### [WHAT YOU WILL DO]
Repeat the data verbatim.

### [Stored data]
☆ ☆ ☆ ☆ ☆

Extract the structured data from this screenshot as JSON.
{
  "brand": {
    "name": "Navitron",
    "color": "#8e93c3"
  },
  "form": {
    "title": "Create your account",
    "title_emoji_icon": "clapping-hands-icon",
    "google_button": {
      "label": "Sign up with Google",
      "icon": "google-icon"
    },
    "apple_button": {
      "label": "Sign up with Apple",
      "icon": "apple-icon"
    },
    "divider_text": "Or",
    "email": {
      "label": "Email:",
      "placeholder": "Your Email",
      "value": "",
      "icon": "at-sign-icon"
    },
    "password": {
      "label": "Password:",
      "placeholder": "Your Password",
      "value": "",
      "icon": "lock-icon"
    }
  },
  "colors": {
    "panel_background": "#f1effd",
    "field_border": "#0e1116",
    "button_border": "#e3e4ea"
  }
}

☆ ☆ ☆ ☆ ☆

### [ANSWER TO THIS EXERCISE]
Extract the structured data from this screenshot as JSON.
{
  "brand": {
    "name": "Navitron",
    "color": "#8e93c3"
  },
  "form": {
    "title": "Create your account",
    "title_emoji_icon": "clapping-hands-icon",
    "google_button": {
      "label": "Sign up with Google",
      "icon": "google-icon"
    },
    "apple_button": {
      "label": "Sign up with Apple",
      "icon": "apple-icon"
    },
    "divider_text": "Or",
    "email": {
      "label": "Email:",
      "placeholder": "Your Email",
      "value": "",
      "icon": "at-sign-icon"
    },
    "password": {
      "label": "Password:",
      "placeholder": "Your Password",
      "value": "",
      "icon": "lock-icon"
    }
  },
  "colors": {
    "panel_background": "#f1effd",
    "field_border": "#0e1116",
    "button_border": "#e3e4ea"
  }
}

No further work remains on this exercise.